The climax of the episode comes shortly thereafter: Hank uses the audience to get Larry to do the spider stunt, and disaster inevitably—and hilariously—strikes. Larry flinches, Burnett freaks, and Hank ends up getting bitten on the face. It’s a perfect moment of unscripted tomfoolery, the kind of serendipitous anarchy that becomes legendary—just like Ed Ames and his tomahawk.
After the show, Artie says in his perfect way, “It made the Ed Ames tomahawk throw look like a big piece of shit!”
• “The Promise” has the first appearance of Larry’s “no flipping” catchphrase.
• It’s also the first appearance of Hank’s fan club, which comes up again in later episodes. Those senior women and their hideous satin jackets—wow. Hank’s vanity is a running gag on the show, and it’s played up more in this episode. When Phil doesn’t return his hallway greeting, Hank tells the group, “You see that? It’s very sad. When they respect you too much, there’s a distance.”

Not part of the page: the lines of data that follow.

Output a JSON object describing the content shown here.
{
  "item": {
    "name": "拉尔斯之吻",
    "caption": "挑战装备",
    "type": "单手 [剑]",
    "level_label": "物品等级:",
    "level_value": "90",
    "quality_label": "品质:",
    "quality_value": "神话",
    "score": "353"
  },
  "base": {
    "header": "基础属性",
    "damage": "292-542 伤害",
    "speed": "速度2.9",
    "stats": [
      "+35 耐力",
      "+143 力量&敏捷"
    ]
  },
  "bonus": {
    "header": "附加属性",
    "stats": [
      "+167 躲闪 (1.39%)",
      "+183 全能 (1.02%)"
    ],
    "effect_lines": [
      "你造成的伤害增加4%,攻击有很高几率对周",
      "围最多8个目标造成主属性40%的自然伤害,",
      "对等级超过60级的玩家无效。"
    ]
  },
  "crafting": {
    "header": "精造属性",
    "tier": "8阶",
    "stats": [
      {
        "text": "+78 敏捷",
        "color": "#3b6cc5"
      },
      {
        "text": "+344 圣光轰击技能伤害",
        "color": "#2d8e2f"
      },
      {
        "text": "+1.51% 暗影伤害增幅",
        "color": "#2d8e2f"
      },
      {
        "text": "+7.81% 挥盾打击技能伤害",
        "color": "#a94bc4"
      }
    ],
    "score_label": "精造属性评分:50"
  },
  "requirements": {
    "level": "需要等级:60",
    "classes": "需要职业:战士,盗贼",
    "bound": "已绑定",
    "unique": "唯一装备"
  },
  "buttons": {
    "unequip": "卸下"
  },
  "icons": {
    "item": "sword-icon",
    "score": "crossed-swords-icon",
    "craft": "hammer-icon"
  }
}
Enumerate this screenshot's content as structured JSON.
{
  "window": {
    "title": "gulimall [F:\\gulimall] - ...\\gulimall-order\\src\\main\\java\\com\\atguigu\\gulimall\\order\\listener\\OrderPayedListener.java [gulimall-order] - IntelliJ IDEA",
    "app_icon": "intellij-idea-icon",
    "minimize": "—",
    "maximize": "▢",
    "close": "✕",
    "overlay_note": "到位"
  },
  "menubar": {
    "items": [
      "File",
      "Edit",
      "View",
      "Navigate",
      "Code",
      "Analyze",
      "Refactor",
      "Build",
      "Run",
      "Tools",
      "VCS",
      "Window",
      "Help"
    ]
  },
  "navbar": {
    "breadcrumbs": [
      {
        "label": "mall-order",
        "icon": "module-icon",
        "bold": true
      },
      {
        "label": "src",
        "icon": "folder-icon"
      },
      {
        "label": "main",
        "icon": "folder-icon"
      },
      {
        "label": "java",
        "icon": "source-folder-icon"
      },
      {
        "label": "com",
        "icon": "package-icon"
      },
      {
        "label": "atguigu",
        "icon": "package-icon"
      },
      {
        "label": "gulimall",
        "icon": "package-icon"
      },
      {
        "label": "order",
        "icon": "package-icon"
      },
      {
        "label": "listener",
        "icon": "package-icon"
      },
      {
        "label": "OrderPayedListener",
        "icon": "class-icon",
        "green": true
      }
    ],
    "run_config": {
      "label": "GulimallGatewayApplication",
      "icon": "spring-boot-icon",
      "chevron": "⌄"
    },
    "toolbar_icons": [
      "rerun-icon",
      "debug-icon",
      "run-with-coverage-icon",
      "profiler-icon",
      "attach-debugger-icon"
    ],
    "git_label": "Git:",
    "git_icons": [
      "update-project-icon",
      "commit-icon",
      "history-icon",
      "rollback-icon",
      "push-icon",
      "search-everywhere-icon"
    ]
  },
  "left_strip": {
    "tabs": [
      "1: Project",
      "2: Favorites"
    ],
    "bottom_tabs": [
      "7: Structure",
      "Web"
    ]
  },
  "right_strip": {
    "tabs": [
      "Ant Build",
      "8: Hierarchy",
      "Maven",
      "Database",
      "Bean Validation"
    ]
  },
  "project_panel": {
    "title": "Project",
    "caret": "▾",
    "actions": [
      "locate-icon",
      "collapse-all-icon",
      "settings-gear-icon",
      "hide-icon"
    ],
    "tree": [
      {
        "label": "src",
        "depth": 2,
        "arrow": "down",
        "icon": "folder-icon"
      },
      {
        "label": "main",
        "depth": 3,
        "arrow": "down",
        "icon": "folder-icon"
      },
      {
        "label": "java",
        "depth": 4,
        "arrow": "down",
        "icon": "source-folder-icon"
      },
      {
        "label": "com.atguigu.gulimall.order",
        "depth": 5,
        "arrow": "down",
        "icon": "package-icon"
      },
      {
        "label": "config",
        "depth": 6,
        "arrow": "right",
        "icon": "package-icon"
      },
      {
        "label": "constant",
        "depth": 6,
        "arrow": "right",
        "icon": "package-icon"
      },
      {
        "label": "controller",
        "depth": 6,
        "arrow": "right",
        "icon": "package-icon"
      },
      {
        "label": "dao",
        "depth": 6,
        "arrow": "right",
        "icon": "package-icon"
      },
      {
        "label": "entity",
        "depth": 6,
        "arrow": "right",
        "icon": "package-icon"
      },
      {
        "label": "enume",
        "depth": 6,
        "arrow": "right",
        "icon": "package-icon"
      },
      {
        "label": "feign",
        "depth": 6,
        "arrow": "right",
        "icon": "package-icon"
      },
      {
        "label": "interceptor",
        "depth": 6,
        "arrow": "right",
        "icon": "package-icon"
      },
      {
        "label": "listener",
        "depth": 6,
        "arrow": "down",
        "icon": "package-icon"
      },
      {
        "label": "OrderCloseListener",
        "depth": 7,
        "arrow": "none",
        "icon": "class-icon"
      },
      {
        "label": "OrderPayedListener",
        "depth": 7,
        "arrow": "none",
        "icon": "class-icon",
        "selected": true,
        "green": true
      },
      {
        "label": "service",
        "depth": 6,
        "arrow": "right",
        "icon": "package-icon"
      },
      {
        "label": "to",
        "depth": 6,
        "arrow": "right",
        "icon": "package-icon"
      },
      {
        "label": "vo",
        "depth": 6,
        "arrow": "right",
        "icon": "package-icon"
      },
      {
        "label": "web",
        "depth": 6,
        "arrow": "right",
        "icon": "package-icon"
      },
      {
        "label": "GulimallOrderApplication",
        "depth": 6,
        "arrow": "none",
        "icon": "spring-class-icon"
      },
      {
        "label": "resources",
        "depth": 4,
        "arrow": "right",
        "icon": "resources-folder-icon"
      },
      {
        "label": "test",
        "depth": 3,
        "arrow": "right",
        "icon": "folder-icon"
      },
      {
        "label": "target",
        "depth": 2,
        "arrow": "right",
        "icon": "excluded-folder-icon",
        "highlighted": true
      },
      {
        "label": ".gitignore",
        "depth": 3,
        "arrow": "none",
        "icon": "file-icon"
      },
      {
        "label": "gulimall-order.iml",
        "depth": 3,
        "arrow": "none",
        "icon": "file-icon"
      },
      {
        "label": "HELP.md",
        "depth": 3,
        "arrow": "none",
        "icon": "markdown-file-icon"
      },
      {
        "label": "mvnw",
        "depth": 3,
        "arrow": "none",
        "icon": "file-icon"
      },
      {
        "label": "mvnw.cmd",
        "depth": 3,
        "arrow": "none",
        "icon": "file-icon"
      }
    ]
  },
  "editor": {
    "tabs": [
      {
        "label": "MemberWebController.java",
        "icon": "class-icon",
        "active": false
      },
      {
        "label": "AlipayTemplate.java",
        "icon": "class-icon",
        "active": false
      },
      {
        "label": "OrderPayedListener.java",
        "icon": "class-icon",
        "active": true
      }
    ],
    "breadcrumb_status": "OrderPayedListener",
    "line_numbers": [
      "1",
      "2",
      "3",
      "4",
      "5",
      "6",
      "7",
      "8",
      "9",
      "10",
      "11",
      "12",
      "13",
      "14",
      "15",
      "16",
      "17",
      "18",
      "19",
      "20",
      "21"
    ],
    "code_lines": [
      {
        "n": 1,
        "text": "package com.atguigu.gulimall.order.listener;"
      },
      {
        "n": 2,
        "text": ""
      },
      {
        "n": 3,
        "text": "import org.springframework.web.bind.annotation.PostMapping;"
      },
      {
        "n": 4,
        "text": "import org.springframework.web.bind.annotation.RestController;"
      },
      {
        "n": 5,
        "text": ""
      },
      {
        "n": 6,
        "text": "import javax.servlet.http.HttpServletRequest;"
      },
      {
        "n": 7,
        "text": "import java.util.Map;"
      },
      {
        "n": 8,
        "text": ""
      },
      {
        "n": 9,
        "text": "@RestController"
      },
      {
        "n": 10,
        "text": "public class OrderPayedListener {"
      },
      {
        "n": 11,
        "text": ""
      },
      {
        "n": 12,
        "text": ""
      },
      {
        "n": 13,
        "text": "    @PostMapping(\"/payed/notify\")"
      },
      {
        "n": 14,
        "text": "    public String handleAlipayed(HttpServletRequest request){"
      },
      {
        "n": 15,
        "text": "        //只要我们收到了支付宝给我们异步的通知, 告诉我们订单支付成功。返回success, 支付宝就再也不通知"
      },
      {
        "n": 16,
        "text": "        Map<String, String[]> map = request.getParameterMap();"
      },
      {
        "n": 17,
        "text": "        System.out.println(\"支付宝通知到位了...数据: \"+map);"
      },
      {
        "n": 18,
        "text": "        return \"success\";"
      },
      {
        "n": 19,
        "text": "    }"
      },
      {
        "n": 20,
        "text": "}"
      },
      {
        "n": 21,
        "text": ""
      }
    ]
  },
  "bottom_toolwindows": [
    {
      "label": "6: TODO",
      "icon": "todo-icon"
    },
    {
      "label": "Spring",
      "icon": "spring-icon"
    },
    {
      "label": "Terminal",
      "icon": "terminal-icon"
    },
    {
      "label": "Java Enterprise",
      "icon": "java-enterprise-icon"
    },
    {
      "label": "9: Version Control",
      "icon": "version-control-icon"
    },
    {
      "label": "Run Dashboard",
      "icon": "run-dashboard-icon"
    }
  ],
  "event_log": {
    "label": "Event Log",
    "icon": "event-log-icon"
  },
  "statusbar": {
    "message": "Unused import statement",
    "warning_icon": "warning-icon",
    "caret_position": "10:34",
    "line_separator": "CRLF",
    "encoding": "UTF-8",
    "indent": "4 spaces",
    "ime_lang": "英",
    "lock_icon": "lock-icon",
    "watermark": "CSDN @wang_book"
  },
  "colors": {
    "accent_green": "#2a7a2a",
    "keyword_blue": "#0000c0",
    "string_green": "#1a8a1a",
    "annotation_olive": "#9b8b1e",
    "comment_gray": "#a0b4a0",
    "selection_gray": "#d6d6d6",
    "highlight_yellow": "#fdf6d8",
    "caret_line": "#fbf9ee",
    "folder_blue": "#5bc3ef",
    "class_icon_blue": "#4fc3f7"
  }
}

• That awful monologue bit with Cindy Morgan as the flight attendant was another indication that writing isn’t the strong suit for Larry’s show. At the last second, Larry ditches his captain’s hat before the curtain opens, and mocks the bit after he takes the stage. “Please do not stand until we’ve come to a complete halt, which I think we just have.”
• I love that Artie calls rollercoasters “rolleycoasters.” Artie: “Merry-go-round, rolleycoaster.” Larry: “You know, talking to you is like talking to you.”
• “Spiders” provides the first glimpse at the fissures in Larry’s marriage. When he and Jeannie have Jon Lovitz and his girlfriend over for dinner, Jeannie’s exhausted by Lovitz and Larry’s nonstop riffing. She says she’s not interested in “having a comedy club” in her house. She also implies that Larry’s afraid of having a baby, even though she wants one.
• One funny exchange between Larry and Jeannie:
“Why are you hurting me? You know I’m afraid of spiders.”
“Yeah, then why are you doing this stupid spider stunt on your show? I’ll tell you why: because you guys will do anything for a laugh.”
“Oh that’s not true.”
“Then why are you doing it?”
“Because it’ll be funny.”